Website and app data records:
+ + +
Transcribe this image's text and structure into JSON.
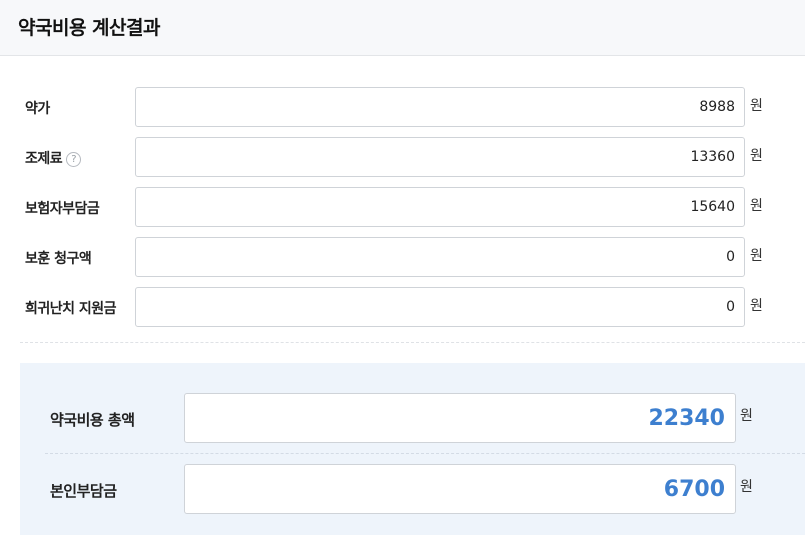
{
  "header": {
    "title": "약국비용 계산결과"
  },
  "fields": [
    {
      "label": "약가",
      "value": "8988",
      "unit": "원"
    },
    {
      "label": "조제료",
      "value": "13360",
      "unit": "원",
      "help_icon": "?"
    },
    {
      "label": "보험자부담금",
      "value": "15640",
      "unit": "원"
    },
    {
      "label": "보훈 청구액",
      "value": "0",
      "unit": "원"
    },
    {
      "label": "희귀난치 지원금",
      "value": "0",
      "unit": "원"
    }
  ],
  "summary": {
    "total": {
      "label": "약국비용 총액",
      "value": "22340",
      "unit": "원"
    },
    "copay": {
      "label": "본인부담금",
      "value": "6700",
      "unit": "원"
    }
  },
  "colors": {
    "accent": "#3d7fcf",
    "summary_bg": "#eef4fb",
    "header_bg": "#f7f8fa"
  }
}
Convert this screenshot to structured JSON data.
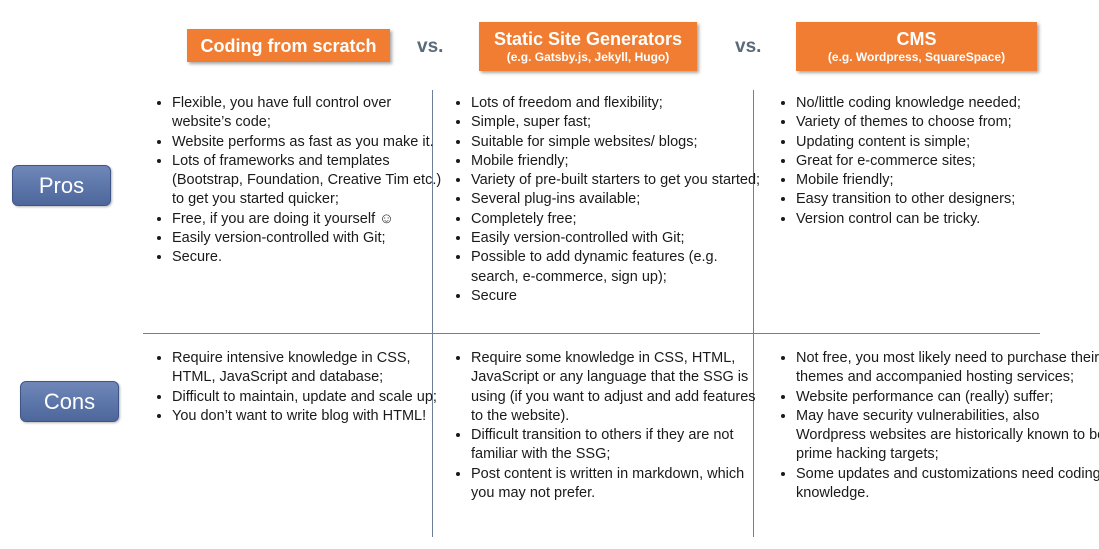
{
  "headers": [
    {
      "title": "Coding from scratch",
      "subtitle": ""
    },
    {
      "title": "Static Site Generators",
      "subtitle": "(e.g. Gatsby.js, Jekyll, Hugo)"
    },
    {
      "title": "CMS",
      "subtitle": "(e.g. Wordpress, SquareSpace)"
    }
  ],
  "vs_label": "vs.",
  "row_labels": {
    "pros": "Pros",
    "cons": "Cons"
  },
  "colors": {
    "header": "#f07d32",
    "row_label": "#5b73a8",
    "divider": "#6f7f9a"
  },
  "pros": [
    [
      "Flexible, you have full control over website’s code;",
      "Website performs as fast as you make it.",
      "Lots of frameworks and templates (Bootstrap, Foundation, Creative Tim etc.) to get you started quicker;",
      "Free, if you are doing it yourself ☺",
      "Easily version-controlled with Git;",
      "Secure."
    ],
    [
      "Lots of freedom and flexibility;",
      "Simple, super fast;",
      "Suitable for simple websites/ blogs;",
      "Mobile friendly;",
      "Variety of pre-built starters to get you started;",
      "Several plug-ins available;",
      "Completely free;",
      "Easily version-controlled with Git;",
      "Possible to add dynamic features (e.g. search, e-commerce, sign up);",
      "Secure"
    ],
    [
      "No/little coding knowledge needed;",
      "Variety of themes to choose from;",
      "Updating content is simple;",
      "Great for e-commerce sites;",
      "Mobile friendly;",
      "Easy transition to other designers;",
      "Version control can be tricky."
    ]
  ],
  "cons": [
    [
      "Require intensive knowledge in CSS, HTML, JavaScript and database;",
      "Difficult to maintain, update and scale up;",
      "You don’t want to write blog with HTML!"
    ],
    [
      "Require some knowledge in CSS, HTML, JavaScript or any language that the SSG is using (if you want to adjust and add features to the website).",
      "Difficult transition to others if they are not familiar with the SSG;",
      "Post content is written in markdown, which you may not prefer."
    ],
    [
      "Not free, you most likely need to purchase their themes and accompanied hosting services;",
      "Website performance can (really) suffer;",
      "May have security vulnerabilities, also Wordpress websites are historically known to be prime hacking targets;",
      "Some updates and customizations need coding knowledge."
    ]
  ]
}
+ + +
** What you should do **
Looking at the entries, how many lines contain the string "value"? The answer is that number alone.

** Solution **
7